To protect the financial system from being used for financial crimes, firms are implementing KYC and being alert to suspicious patterns. This means detecting inconsistent transaction behaviour or incorrect information provided by customers that may suggest unlawful activities. Banks are required to have strict KYC process during customer onboarding as well as practices of review and transaction monitoring processes for red flags.

Use of technology and Regtech: The three major banks of Singapore – DBS Group Holdings Ltd., Overseas-Chinese Banking Corp. and United Overseas Bank Ltd. – have started using artificial intelligence and data analytics to improve detection of illicit monetary flows.

Imposing penalties: Over the last two years, MAS has imposed penalties on tow banks, Standard Chartered and United Overseas Bank, for breaches of anti-money laundering laws. This measure is to act as a deterrent against lax systems of KYC and transaction monitoring.

Vigilance against the misuse of legal persons and directors: MAS has also stepped up its vigilance against misuse of legal persons and directors for financial crime. In June this year, MAS released the framework to detect and mitigate the risk from misuse of Legal Persons. This is on top of the ACIP’s two working groups monitoring both legal persons and trade finance, to prevent ML/TF and TBML.

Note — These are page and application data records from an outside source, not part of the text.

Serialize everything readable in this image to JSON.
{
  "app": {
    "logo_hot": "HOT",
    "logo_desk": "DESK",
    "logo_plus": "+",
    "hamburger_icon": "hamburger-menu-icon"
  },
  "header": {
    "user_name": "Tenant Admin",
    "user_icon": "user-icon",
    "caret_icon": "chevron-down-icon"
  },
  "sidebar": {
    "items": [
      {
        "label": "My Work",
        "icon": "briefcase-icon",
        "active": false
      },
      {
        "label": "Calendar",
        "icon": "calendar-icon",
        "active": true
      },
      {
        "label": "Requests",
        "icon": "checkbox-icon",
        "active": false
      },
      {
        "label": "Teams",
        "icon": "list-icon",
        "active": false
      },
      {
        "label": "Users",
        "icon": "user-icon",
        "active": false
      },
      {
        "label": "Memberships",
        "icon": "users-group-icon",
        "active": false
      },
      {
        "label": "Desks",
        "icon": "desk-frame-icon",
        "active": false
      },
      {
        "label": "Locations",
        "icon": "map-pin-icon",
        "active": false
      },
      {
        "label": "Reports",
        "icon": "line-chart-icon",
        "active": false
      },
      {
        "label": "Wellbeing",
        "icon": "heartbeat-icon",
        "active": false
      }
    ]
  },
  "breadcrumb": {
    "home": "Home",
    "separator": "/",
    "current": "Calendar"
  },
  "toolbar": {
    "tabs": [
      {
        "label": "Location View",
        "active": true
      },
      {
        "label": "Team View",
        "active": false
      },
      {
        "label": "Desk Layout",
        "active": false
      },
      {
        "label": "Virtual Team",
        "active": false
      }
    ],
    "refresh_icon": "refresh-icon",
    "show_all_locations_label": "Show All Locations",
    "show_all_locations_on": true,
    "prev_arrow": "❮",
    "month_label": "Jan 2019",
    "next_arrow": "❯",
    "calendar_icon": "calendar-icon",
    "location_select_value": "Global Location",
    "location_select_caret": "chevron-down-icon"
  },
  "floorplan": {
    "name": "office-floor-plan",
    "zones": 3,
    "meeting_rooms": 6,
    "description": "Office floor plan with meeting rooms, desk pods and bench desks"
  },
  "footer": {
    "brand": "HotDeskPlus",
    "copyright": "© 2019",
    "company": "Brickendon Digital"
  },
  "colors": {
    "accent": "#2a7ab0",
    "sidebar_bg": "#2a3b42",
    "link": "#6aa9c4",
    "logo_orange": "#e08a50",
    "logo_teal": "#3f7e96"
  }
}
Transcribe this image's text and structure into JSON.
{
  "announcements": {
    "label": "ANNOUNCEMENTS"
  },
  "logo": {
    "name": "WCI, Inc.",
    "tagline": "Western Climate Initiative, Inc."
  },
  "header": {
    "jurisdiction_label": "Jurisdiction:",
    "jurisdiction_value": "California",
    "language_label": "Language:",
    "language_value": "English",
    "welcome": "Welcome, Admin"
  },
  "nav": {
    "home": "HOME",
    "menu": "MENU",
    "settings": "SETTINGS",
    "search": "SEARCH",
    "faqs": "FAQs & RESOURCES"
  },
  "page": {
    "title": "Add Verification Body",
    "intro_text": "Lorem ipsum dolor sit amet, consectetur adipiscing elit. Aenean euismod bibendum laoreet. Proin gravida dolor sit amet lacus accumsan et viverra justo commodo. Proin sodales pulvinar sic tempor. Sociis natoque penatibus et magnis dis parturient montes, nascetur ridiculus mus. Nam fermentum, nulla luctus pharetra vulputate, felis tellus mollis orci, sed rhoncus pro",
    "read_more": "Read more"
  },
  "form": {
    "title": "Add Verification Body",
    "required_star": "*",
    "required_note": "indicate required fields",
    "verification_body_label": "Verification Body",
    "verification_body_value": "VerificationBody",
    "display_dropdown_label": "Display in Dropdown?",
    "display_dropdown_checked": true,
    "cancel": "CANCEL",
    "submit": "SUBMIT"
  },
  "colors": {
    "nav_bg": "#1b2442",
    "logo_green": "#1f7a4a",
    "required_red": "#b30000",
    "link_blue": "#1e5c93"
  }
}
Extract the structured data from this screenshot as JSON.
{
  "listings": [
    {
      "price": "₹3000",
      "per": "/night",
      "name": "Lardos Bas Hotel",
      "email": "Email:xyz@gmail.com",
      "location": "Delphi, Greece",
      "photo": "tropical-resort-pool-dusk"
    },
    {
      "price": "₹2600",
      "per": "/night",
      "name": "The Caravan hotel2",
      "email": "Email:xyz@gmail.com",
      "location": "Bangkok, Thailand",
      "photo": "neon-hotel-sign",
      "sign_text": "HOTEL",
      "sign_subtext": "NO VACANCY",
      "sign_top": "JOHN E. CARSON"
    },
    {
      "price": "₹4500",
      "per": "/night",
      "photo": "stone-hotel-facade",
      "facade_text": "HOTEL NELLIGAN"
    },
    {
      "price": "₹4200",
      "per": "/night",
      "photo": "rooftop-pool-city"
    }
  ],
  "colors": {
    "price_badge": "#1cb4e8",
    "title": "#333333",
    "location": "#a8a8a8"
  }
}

In 2017, the MAS and the CAD had set up a partnership with eight banks of Singapore, the CAD and other financial institutions, to collaborate for higher standards in AML/CFT. The collaboration, known as ACIP (AML/CFT Industry Partnership), is serving as a system-wide view of suspicious transaction reports, as well as information sharing for red flags. The banks scrutinise and derisk accounts suspected of illicit activity.